How to make students read? From The Educationalist
One of the most universal complaints that educators have about their students, regardless of the discipline, is that they ‘never do the readings’. For some, this is where the issue begins and ends. This thoughtful piece from Alexandra Mihai delves into some of the possible reasons for learners not engaging with readings and offers some useful strategies for sparking their interest. She reminds that academic reading requires learnable skills and that educators can ease this path.
Either learning and teaching innovation in the last fifty years has been so minimal as to fit into a fifteen-page article (with 4 pages of refs) or Griffith’s Rob Ellis has the skills to sum up five decades of increasing complexity succinctly. Happily, it appears to be the latter. The paper focuses exclusively on the discussion within this particular journal in this time, taking us from early calls for research into HE learning and teaching to be undertaken to the inevitable discussion of the pandemic response. It offers a rich overview of HE history.
Moving to Mastodon from Steve Fenton

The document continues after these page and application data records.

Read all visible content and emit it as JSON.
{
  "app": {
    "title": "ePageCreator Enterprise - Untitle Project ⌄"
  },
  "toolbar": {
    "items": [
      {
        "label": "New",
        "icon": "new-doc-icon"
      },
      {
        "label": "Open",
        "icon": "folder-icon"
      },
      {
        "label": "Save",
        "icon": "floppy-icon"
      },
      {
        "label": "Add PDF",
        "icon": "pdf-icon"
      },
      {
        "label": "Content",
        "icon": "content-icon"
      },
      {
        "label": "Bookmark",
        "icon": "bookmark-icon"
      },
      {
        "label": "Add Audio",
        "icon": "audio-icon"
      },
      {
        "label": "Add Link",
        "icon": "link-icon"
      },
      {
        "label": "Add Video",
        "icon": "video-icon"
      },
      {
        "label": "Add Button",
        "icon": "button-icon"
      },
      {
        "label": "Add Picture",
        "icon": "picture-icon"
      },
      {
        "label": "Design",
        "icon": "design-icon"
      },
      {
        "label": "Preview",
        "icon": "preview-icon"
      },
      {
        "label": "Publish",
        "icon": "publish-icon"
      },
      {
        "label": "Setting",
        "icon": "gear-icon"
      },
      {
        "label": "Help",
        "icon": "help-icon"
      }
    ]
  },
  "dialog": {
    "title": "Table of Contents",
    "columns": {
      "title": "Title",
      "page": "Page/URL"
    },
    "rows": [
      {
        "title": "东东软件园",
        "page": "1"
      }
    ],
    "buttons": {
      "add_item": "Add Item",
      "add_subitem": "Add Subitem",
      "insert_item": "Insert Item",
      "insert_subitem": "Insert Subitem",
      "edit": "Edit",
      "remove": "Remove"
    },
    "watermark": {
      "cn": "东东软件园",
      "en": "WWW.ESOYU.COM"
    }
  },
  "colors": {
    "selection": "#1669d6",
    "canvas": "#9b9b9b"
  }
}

Now that his Muskiness has officially taken over Twitter, many of my online colleagues are looking around warily for what this might mean for our favourite online space. Having been a twit for 11 years, it would be a hard ship to abandon, so, for now, I’m just watching with interest. I know more than a few people are exploring Mastodon, the peace, love and mung beans alternative option. This article offers some useful advice for those considering the change. I also found this handy tool for re-following your Twitter friends, as long as they put their new username in their Twitter bio.
Where there are large education conferences you will inevitably find people with things to sell. The US based Educause conference easily fits into this category. This clever piece of data analysis examines the amount of floor space taken up in the vendor hall by businesses in a range of categories to map broader trends in the sector. Among these we see conferencing tools, general consultancies, customer relationship management systems and general hardware sellers in the ascendent and LMS providers taking 1/7th the space they did a decade ago.
Slowroads from anslo
This is more something for a moment of zen than anything. Slowroads is a simple driving simulator – that looks a lot like a Tesla – taking you through picturesque procedurally generated landscapes in your web browser. You can drive yourself or just set auto-pilot and zone out for a little.